Many years ago, must be 15 or so by now, I was invited by the Victorian Association of Four Wheel Drive Clubs (VAFWDC), now trading as Four Wheel Drive Victoria, to observe a training day that they were conducting for paying members of the public in the Toolangi area north east of Melbourne. I was a member of a 4WD Club at the time and this was when the VAFWDC was initiating a formal training certification program for 4WD clubs, and it provided an opportunity to observe and comment on their training concepts.
The training program was ‘interesting’ to say the least, but during the day’s program, while I was on the sidelines, a young trail bike rider came to me saying there’d been an accident and whether we could help. I followed the rider to the accident site where I found a young girl, Elisabeth (or is it with a ‘z’?), with the heel of her foot entangled in the spokes of a trail bike.
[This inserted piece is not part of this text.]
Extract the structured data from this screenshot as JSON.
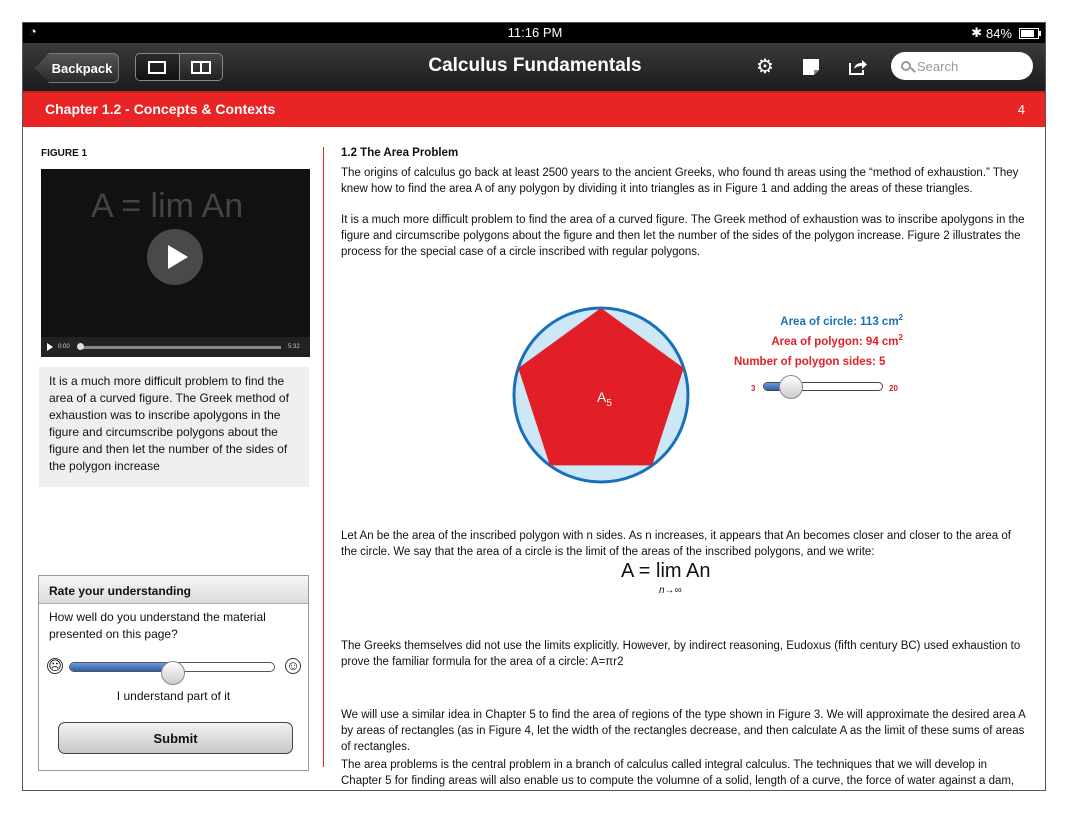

Elisabeth had been riding pillion with her boyfriend when her heel caught in the spokes, causing the bike to fall and her heel to get caught and be badly cut with a spoke becoming embedded in her heel.
I immediately went on the radio to contact the association trip leader to relay what had happened, only to be confronted with a cacophony of radio chatter of no help whatsoever, as everyone had to get in on the act. In a brief gap I managed to get a word in and silence the lot, and then set up a single line of communication. The immediate task was to get someone to contact 000 and call for an ambulance, as I had no mobile phone signal and the second thing was to see if anyone could provide blankets or the like, as I had none, to help the girl who was in some distress, as well as being cold and wet (but not in shock).
I didn’t take any photographs while attending to Elisabeth, prior to the paramedics arriving. It was furthest from my mind at the time and I wouldn’t have thought it appropriate in any case.
Luckily, someone had blankets and there was also a nurse amongst the group. I requested one vehicle to bring the nurse and blankets to the area and that everyone else stay away, leaving clear access for the ambulance. There wasn’t much that we dared do regarding Elisabeth’s foot and we both agreed that it was best to keep the pressure on the heel until the paramedics arrived, in case we released a blood vessel and subsequent blood flow that we might not be able to stem, as well as creating unnecessary pain if the pressure was released. Elisabeth wasn’t in a lot of pain, was coherent and seemed to be in good spirits now that we were there, so best to leave well enough alone until the paramedics could attend to her.
Unfortunately, because of our location, the ambulance was unable to get to where we were, not being a 4WD, so I drove to meet them and transferred the paramedics, gurney and equipment to my 4WD. It was clear that Elisabeth needed to get to hospital fairly quickly and so the air ambulance had been arranged. By this time, the police had arrived as well and they had identified a hilltop not too far away where the air ambulance could land safely to pick up Elisabeth. My Patrol being the only vehicle capable of carrying Elisabeth on a gurney, as well as the paramedics (albeit a very tight fit), we followed the police 4WD to the landing site.
Now anyone who has been to Toolangi on a Winter’s day (as I think it was), knows that it’s always wet, boggy and replete with swollen water holes and creeks, with slippery and steep(ish) tracks. Despite all those obstacles, and I think we encountered every one of them, we made it to the hilltop to meet the air ambulance and safely transfer Elisabeth to the helicopter. I never did find out how Elisabeth eventually fared, but her departing smile said it all as far as I’m concerned.
When emergencies happen, there’s no room for panic, confusion or debate, someone has to be decisive and take charge, and everyone else involved has to acknowledge and accept that decision unless someone is better placed to do so. Too many times I’ve been involved in these situations and there’s never any room for indecision, as indecision can often lead to tragic events. This is one of three trail bike rescues I’ve been involved in over the years and, hopefully, I never see another one again.